Records drawn from a dataset:
*** Begin section ***

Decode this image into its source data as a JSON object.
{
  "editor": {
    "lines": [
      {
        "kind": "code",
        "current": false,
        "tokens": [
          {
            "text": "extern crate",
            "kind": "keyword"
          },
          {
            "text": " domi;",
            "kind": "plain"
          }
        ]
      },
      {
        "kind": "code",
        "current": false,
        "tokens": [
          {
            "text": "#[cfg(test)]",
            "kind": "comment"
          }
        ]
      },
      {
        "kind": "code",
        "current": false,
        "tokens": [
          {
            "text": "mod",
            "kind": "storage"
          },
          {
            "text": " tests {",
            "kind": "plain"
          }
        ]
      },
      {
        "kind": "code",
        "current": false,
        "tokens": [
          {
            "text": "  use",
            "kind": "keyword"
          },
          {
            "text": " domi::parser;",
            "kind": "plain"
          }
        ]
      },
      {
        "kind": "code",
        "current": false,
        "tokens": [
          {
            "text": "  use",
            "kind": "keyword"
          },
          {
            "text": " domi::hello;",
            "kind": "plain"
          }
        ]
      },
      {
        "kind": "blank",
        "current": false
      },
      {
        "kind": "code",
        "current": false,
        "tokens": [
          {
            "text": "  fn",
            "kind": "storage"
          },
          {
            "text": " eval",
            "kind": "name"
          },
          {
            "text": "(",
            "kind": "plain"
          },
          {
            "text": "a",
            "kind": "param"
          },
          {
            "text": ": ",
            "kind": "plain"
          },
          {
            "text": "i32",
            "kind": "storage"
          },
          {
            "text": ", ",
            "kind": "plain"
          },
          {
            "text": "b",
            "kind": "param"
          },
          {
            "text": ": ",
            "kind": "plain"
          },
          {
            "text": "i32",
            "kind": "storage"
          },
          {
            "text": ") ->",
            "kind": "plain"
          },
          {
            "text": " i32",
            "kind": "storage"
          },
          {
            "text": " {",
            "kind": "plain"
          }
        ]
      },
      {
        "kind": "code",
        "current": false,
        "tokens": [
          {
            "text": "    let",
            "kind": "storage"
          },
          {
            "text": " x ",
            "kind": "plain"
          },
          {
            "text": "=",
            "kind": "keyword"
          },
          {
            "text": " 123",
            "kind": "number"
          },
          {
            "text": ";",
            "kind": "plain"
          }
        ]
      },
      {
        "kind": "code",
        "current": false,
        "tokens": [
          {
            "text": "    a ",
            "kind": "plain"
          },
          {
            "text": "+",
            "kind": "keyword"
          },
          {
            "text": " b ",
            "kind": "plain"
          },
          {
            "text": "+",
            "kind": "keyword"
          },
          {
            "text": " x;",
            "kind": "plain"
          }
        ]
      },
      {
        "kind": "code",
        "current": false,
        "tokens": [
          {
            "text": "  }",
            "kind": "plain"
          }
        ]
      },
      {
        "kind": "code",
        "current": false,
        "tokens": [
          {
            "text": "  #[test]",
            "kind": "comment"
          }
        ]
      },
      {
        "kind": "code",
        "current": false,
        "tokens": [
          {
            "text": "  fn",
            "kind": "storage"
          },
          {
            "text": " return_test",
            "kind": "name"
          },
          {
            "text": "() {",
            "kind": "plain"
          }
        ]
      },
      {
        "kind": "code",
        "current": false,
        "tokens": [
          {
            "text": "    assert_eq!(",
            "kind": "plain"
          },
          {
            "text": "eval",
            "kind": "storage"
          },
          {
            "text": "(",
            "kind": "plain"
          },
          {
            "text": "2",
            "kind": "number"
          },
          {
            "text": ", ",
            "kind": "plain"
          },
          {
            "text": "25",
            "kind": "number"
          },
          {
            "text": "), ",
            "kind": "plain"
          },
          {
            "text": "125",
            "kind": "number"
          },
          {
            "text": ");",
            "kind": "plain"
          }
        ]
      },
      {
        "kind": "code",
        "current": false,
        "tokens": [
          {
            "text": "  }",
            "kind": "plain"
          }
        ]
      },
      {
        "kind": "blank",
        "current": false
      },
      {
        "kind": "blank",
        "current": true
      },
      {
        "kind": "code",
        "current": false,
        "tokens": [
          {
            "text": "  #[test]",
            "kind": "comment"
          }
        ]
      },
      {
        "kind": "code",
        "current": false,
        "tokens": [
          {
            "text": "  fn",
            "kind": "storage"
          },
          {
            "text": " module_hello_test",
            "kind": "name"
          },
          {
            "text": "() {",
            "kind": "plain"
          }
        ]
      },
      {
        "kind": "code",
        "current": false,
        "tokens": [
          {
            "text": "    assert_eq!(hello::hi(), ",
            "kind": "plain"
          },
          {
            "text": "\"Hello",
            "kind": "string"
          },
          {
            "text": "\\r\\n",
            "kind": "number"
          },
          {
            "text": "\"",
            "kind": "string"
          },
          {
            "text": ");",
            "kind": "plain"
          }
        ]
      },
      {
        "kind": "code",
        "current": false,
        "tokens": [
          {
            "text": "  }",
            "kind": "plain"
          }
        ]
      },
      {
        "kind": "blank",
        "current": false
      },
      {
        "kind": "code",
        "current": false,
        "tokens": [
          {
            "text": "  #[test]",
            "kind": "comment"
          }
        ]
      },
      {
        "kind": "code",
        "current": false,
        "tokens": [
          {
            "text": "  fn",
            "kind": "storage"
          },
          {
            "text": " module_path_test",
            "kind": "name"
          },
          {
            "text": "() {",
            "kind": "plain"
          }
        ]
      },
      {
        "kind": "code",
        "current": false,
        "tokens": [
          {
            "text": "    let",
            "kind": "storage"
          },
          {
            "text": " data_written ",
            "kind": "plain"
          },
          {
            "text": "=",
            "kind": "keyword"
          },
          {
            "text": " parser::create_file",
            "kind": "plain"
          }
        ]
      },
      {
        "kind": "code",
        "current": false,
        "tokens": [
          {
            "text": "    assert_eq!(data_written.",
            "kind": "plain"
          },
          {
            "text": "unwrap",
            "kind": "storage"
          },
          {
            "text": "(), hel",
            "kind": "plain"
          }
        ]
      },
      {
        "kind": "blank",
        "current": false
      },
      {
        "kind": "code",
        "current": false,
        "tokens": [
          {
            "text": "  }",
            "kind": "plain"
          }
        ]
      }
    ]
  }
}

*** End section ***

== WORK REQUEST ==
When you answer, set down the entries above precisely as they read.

== EXERCISE ANSWER ==
Decode this image into its source data as a JSON object.
{
  "editor": {
    "lines": [
      {
        "kind": "code",
        "current": false,
        "tokens": [
          {
            "text": "extern crate",
            "kind": "keyword"
          },
          {
            "text": " domi;",
            "kind": "plain"
          }
        ]
      },
      {
        "kind": "code",
        "current": false,
        "tokens": [
          {
            "text": "#[cfg(test)]",
            "kind": "comment"
          }
        ]
      },
      {
        "kind": "code",
        "current": false,
        "tokens": [
          {
            "text": "mod",
            "kind": "storage"
          },
          {
            "text": " tests {",
            "kind": "plain"
          }
        ]
      },
      {
        "kind": "code",
        "current": false,
        "tokens": [
          {
            "text": "  use",
            "kind": "keyword"
          },
          {
            "text": " domi::parser;",
            "kind": "plain"
          }
        ]
      },
      {
        "kind": "code",
        "current": false,
        "tokens": [
          {
            "text": "  use",
            "kind": "keyword"
          },
          {
            "text": " domi::hello;",
            "kind": "plain"
          }
        ]
      },
      {
        "kind": "blank",
        "current": false
      },
      {
        "kind": "code",
        "current": false,
        "tokens": [
          {
            "text": "  fn",
            "kind": "storage"
          },
          {
            "text": " eval",
            "kind": "name"
          },
          {
            "text": "(",
            "kind": "plain"
          },
          {
            "text": "a",
            "kind": "param"
          },
          {
            "text": ": ",
            "kind": "plain"
          },
          {
            "text": "i32",
            "kind": "storage"
          },
          {
            "text": ", ",
            "kind": "plain"
          },
          {
            "text": "b",
            "kind": "param"
          },
          {
            "text": ": ",
            "kind": "plain"
          },
          {
            "text": "i32",
            "kind": "storage"
          },
          {
            "text": ") ->",
            "kind": "plain"
          },
          {
            "text": " i32",
            "kind": "storage"
          },
          {
            "text": " {",
            "kind": "plain"
          }
        ]
      },
      {
        "kind": "code",
        "current": false,
        "tokens": [
          {
            "text": "    let",
            "kind": "storage"
          },
          {
            "text": " x ",
            "kind": "plain"
          },
          {
            "text": "=",
            "kind": "keyword"
          },
          {
            "text": " 123",
            "kind": "number"
          },
          {
            "text": ";",
            "kind": "plain"
          }
        ]
      },
      {
        "kind": "code",
        "current": false,
        "tokens": [
          {
            "text": "    a ",
            "kind": "plain"
          },
          {
            "text": "+",
            "kind": "keyword"
          },
          {
            "text": " b ",
            "kind": "plain"
          },
          {
            "text": "+",
            "kind": "keyword"
          },
          {
            "text": " x;",
            "kind": "plain"
          }
        ]
      },
      {
        "kind": "code",
        "current": false,
        "tokens": [
          {
            "text": "  }",
            "kind": "plain"
          }
        ]
      },
      {
        "kind": "code",
        "current": false,
        "tokens": [
          {
            "text": "  #[test]",
            "kind": "comment"
          }
        ]
      },
      {
        "kind": "code",
        "current": false,
        "tokens": [
          {
            "text": "  fn",
            "kind": "storage"
          },
          {
            "text": " return_test",
            "kind": "name"
          },
          {
            "text": "() {",
            "kind": "plain"
          }
        ]
      },
      {
        "kind": "code",
        "current": false,
        "tokens": [
          {
            "text": "    assert_eq!(",
            "kind": "plain"
          },
          {
            "text": "eval",
            "kind": "storage"
          },
          {
            "text": "(",
            "kind": "plain"
          },
          {
            "text": "2",
            "kind": "number"
          },
          {
            "text": ", ",
            "kind": "plain"
          },
          {
            "text": "25",
            "kind": "number"
          },
          {
            "text": "), ",
            "kind": "plain"
          },
          {
            "text": "125",
            "kind": "number"
          },
          {
            "text": ");",
            "kind": "plain"
          }
        ]
      },
      {
        "kind": "code",
        "current": false,
        "tokens": [
          {
            "text": "  }",
            "kind": "plain"
          }
        ]
      },
      {
        "kind": "blank",
        "current": false
      },
      {
        "kind": "blank",
        "current": true
      },
      {
        "kind": "code",
        "current": false,
        "tokens": [
          {
            "text": "  #[test]",
            "kind": "comment"
          }
        ]
      },
      {
        "kind": "code",
        "current": false,
        "tokens": [
          {
            "text": "  fn",
            "kind": "storage"
          },
          {
            "text": " module_hello_test",
            "kind": "name"
          },
          {
            "text": "() {",
            "kind": "plain"
          }
        ]
      },
      {
        "kind": "code",
        "current": false,
        "tokens": [
          {
            "text": "    assert_eq!(hello::hi(), ",
            "kind": "plain"
          },
          {
            "text": "\"Hello",
            "kind": "string"
          },
          {
            "text": "\\r\\n",
            "kind": "number"
          },
          {
            "text": "\"",
            "kind": "string"
          },
          {
            "text": ");",
            "kind": "plain"
          }
        ]
      },
      {
        "kind": "code",
        "current": false,
        "tokens": [
          {
            "text": "  }",
            "kind": "plain"
          }
        ]
      },
      {
        "kind": "blank",
        "current": false
      },
      {
        "kind": "code",
        "current": false,
        "tokens": [
          {
            "text": "  #[test]",
            "kind": "comment"
          }
        ]
      },
      {
        "kind": "code",
        "current": false,
        "tokens": [
          {
            "text": "  fn",
            "kind": "storage"
          },
          {
            "text": " module_path_test",
            "kind": "name"
          },
          {
            "text": "() {",
            "kind": "plain"
          }
        ]
      },
      {
        "kind": "code",
        "current": false,
        "tokens": [
          {
            "text": "    let",
            "kind": "storage"
          },
          {
            "text": " data_written ",
            "kind": "plain"
          },
          {
            "text": "=",
            "kind": "keyword"
          },
          {
            "text": " parser::create_file",
            "kind": "plain"
          }
        ]
      },
      {
        "kind": "code",
        "current": false,
        "tokens": [
          {
            "text": "    assert_eq!(data_written.",
            "kind": "plain"
          },
          {
            "text": "unwrap",
            "kind": "storage"
          },
          {
            "text": "(), hel",
            "kind": "plain"
          }
        ]
      },
      {
        "kind": "blank",
        "current": false
      },
      {
        "kind": "code",
        "current": false,
        "tokens": [
          {
            "text": "  }",
            "kind": "plain"
          }
        ]
      }
    ]
  }
}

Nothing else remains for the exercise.